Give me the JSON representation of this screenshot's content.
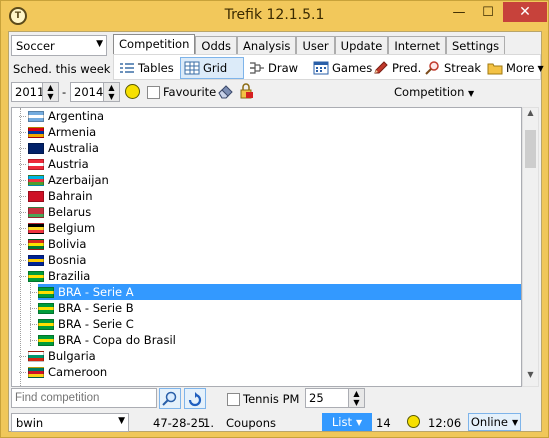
{
  "window": {
    "title": "Trefik 12.1.5.1",
    "icon": "trefik-logo-icon",
    "minimize_glyph": "—",
    "maximize_glyph": "☐",
    "close_glyph": "✕"
  },
  "sport_select": {
    "value": "Soccer"
  },
  "schedule_select": {
    "value": "Sched. this week"
  },
  "tabs": [
    {
      "label": "Competition",
      "active": true
    },
    {
      "label": "Odds"
    },
    {
      "label": "Analysis"
    },
    {
      "label": "User"
    },
    {
      "label": "Update"
    },
    {
      "label": "Internet"
    },
    {
      "label": "Settings"
    }
  ],
  "toolbar": {
    "tables": "Tables",
    "grid": "Grid",
    "draw": "Draw",
    "games": "Games",
    "pred": "Pred.",
    "streak": "Streak",
    "more": "More"
  },
  "filter": {
    "year_from": "2011",
    "year_to": "2014",
    "dash": "-",
    "favourite_label": "Favourite",
    "competition_dropdown": "Competition"
  },
  "tree": {
    "countries": [
      {
        "label": "Argentina",
        "flag": [
          "#74acdf",
          "#ffffff",
          "#74acdf"
        ]
      },
      {
        "label": "Armenia",
        "flag": [
          "#d90012",
          "#0033a0",
          "#f2a800"
        ]
      },
      {
        "label": "Australia",
        "flag": [
          "#012169",
          "#012169",
          "#012169"
        ]
      },
      {
        "label": "Austria",
        "flag": [
          "#ed2939",
          "#ffffff",
          "#ed2939"
        ]
      },
      {
        "label": "Azerbaijan",
        "flag": [
          "#00b5e2",
          "#ef3340",
          "#509e2f"
        ]
      },
      {
        "label": "Bahrain",
        "flag": [
          "#ce1126",
          "#ce1126",
          "#ce1126"
        ]
      },
      {
        "label": "Belarus",
        "flag": [
          "#c8313e",
          "#c8313e",
          "#4aa657"
        ]
      },
      {
        "label": "Belgium",
        "flag": [
          "#000000",
          "#fdda24",
          "#ef3340"
        ]
      },
      {
        "label": "Bolivia",
        "flag": [
          "#d52b1e",
          "#f9e300",
          "#007934"
        ]
      },
      {
        "label": "Bosnia",
        "flag": [
          "#002395",
          "#fecb00",
          "#002395"
        ]
      },
      {
        "label": "Brazilia",
        "flag": [
          "#009c3b",
          "#ffdf00",
          "#009c3b"
        ]
      }
    ],
    "competitions": [
      {
        "label": "BRA - Serie A",
        "selected": true
      },
      {
        "label": "BRA - Serie B"
      },
      {
        "label": "BRA - Serie C"
      },
      {
        "label": "BRA - Copa do Brasil"
      }
    ],
    "more_countries": [
      {
        "label": "Bulgaria",
        "flag": [
          "#ffffff",
          "#00966e",
          "#d62612"
        ]
      },
      {
        "label": "Cameroon",
        "flag": [
          "#007a5e",
          "#ce1126",
          "#fcd116"
        ]
      }
    ]
  },
  "search": {
    "placeholder": "Find competition",
    "tennis_pm_label": "Tennis PM",
    "count_value": "25"
  },
  "status_bar": {
    "bookmaker": "bwin",
    "record": "47-28-25",
    "rank": "1.",
    "coupons_label": "Coupons",
    "list_label": "List",
    "number": "14",
    "time": "12:06",
    "online_label": "Online"
  },
  "colors": {
    "titlebar": "#f2c85b",
    "selection": "#3399ff",
    "close_button": "#c7423b"
  }
}
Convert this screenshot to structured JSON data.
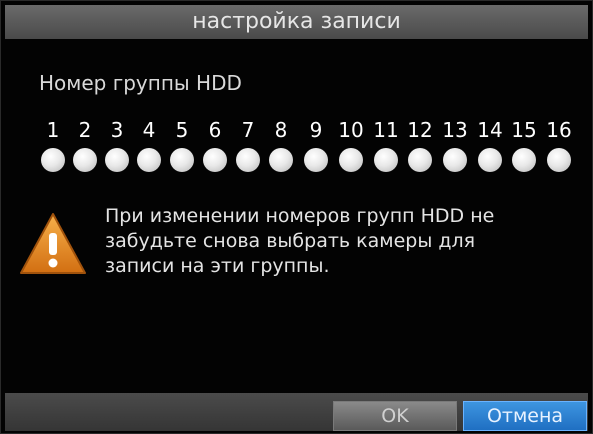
{
  "dialog": {
    "title": "настройка записи"
  },
  "hdd_group": {
    "label": "Номер группы HDD",
    "groups": [
      "1",
      "2",
      "3",
      "4",
      "5",
      "6",
      "7",
      "8",
      "9",
      "10",
      "11",
      "12",
      "13",
      "14",
      "15",
      "16"
    ]
  },
  "message": {
    "icon": "warning-icon",
    "lines": [
      "При изменении номеров групп HDD не",
      "забудьте снова выбрать камеры для",
      "записи на эти группы."
    ]
  },
  "buttons": {
    "ok": "OK",
    "cancel": "Отмена"
  },
  "colors": {
    "accent": "#2f84d6",
    "warning": "#e8891e"
  }
}
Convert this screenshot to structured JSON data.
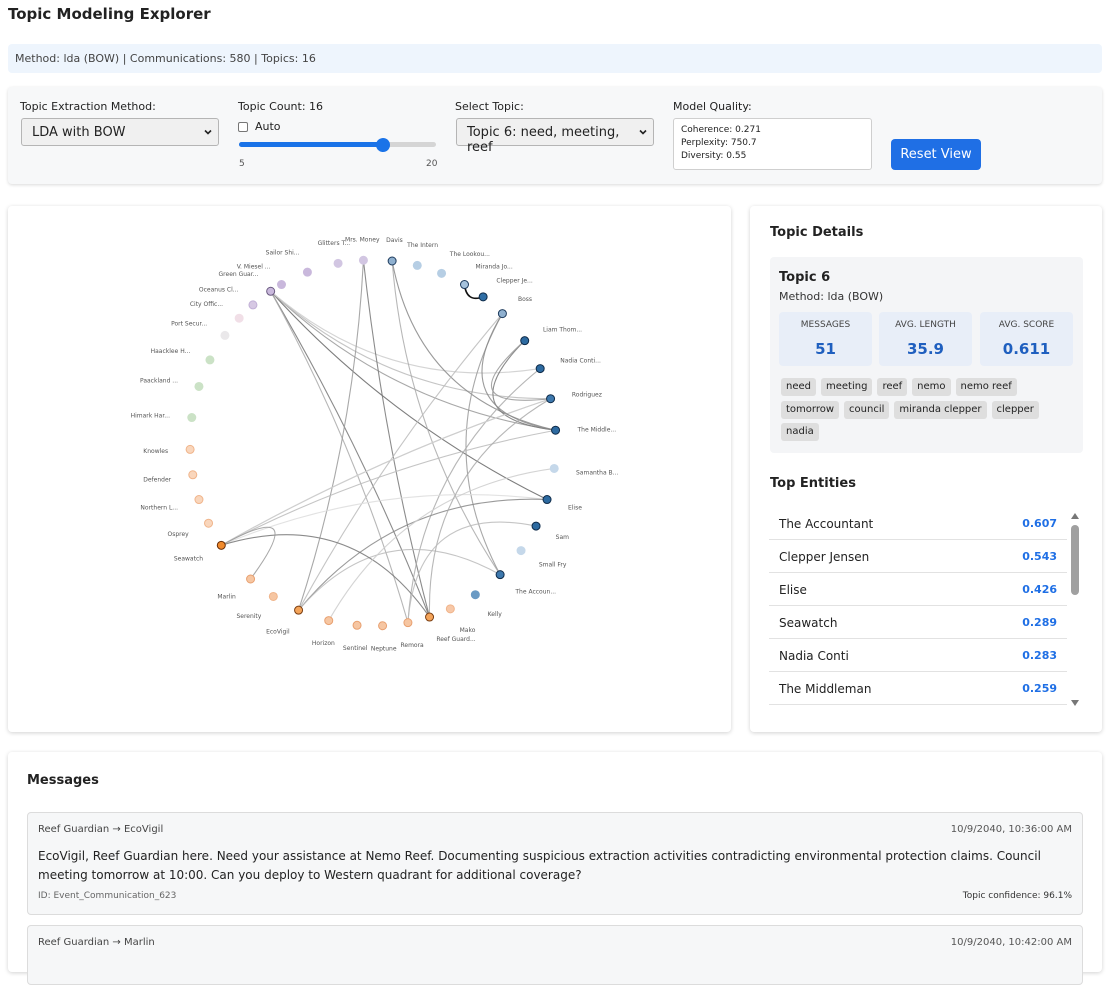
{
  "app": {
    "title": "Topic Modeling Explorer",
    "info": "Method: lda (BOW) | Communications: 580 | Topics: 16"
  },
  "controls": {
    "method_label": "Topic Extraction Method:",
    "method_value": "LDA with BOW",
    "count_label": "Topic Count: 16",
    "auto_label": "Auto",
    "auto_checked": false,
    "slider_min": "5",
    "slider_max": "20",
    "slider_value": 16,
    "topic_label": "Select Topic:",
    "topic_value": "Topic 6: need, meeting, reef",
    "quality_label": "Model Quality:",
    "coherence": "Coherence: 0.271",
    "perplexity": "Perplexity: 750.7",
    "diversity": "Diversity: 0.55",
    "reset_label": "Reset View"
  },
  "graph": {
    "nodes": [
      "V. Miesel ...",
      "Sailor Shi...",
      "Glitters T...",
      "Mrs. Money",
      "Davis",
      "The Intern",
      "The Lookou...",
      "Miranda Jo...",
      "Clepper Je...",
      "Boss",
      "Liam Thom...",
      "Nadia Conti...",
      "Rodriguez",
      "The Middle...",
      "Samantha B...",
      "Elise",
      "Sam",
      "Small Fry",
      "The Accoun...",
      "Kelly",
      "Mako",
      "Reef Guard...",
      "Remora",
      "Neptune",
      "Sentinel",
      "Horizon",
      "EcoVigil",
      "Serenity",
      "Marlin",
      "Seawatch",
      "Osprey",
      "Northern L...",
      "Defender",
      "Knowles",
      "Himark Har...",
      "Paackland ...",
      "Haacklee H...",
      "Port Secur...",
      "City Offic...",
      "Oceanus Cl...",
      "Green Guar..."
    ]
  },
  "details": {
    "title": "Topic Details",
    "topic_name": "Topic 6",
    "method": "Method: lda (BOW)",
    "stats": [
      {
        "label": "MESSAGES",
        "value": "51"
      },
      {
        "label": "AVG. LENGTH",
        "value": "35.9"
      },
      {
        "label": "AVG. SCORE",
        "value": "0.611"
      }
    ],
    "keywords": [
      "need",
      "meeting",
      "reef",
      "nemo",
      "nemo reef",
      "tomorrow",
      "council",
      "miranda clepper",
      "clepper",
      "nadia"
    ],
    "entities_title": "Top Entities",
    "entities": [
      {
        "name": "The Accountant",
        "score": "0.607"
      },
      {
        "name": "Clepper Jensen",
        "score": "0.543"
      },
      {
        "name": "Elise",
        "score": "0.426"
      },
      {
        "name": "Seawatch",
        "score": "0.289"
      },
      {
        "name": "Nadia Conti",
        "score": "0.283"
      },
      {
        "name": "The Middleman",
        "score": "0.259"
      }
    ]
  },
  "messages": {
    "title": "Messages",
    "items": [
      {
        "from": "Reef Guardian → EcoVigil",
        "time": "10/9/2040, 10:36:00 AM",
        "body": "EcoVigil, Reef Guardian here. Need your assistance at Nemo Reef. Documenting suspicious extraction activities contradicting environmental protection claims. Council meeting tomorrow at 10:00. Can you deploy to Western quadrant for additional coverage?",
        "id": "ID: Event_Communication_623",
        "confidence": "Topic confidence: 96.1%"
      },
      {
        "from": "Reef Guardian → Marlin",
        "time": "10/9/2040, 10:42:00 AM"
      }
    ]
  }
}
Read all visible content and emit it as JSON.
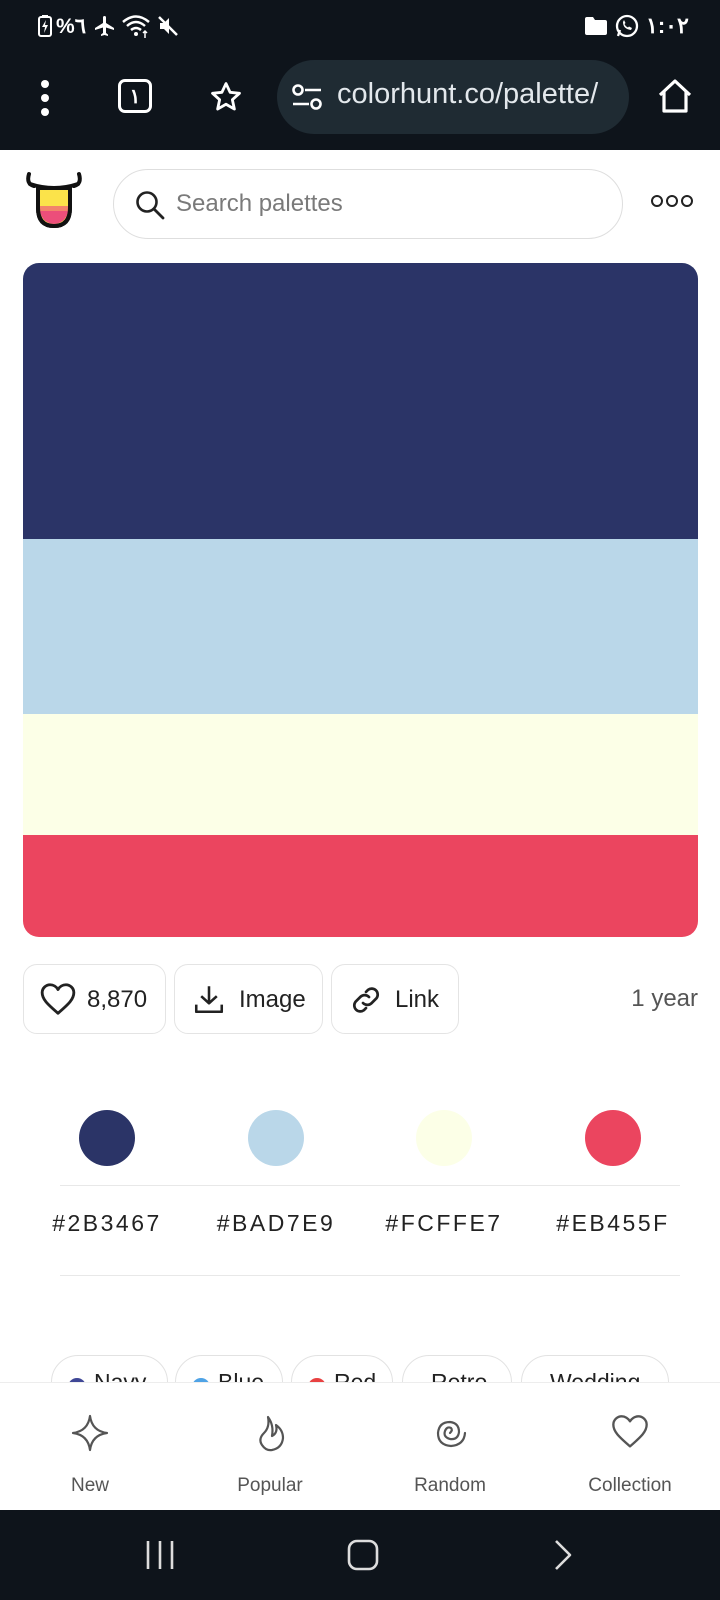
{
  "status_bar": {
    "battery_text": "%٦",
    "time": "١:٠٢"
  },
  "browser": {
    "tab_count": "١",
    "url": "colorhunt.co/palette/",
    "icons": [
      "menu-dots-icon",
      "tab-switcher-icon",
      "star-icon",
      "site-settings-icon",
      "home-icon"
    ]
  },
  "site": {
    "logo": "colorhunt-logo",
    "search_placeholder": "Search palettes",
    "more_label": "ooo"
  },
  "palette": {
    "colors": [
      "#2B3467",
      "#BAD7E9",
      "#FCFFE7",
      "#EB455F"
    ],
    "hex_labels": [
      "#2B3467",
      "#BAD7E9",
      "#FCFFE7",
      "#EB455F"
    ]
  },
  "actions": {
    "likes": "8,870",
    "image_label": "Image",
    "link_label": "Link",
    "age": "1 year"
  },
  "tags": [
    {
      "label": "Navy",
      "color": "#3f4796"
    },
    {
      "label": "Blue",
      "color": "#4fa3e6"
    },
    {
      "label": "Red",
      "color": "#e84141"
    },
    {
      "label": "Retro",
      "color": ""
    },
    {
      "label": "Wedding",
      "color": ""
    }
  ],
  "bottom_nav": {
    "items": [
      {
        "label": "New",
        "icon": "sparkle-icon"
      },
      {
        "label": "Popular",
        "icon": "flame-icon"
      },
      {
        "label": "Random",
        "icon": "spiral-icon"
      },
      {
        "label": "Collection",
        "icon": "heart-icon"
      }
    ]
  },
  "system_nav": {
    "icons": [
      "recents-icon",
      "home-icon",
      "back-icon"
    ]
  }
}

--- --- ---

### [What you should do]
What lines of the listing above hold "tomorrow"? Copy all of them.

### [Output for this exercise]
      "tomorrow",
        "body": "EcoVigil, Reef Guardian here. Need your assistance at Nemo Reef. Documenting suspicious extraction activities contradicting environmental protection claims. Council meeting tomorrow at 10:00. Can you deploy to Western quadrant for additional coverage?",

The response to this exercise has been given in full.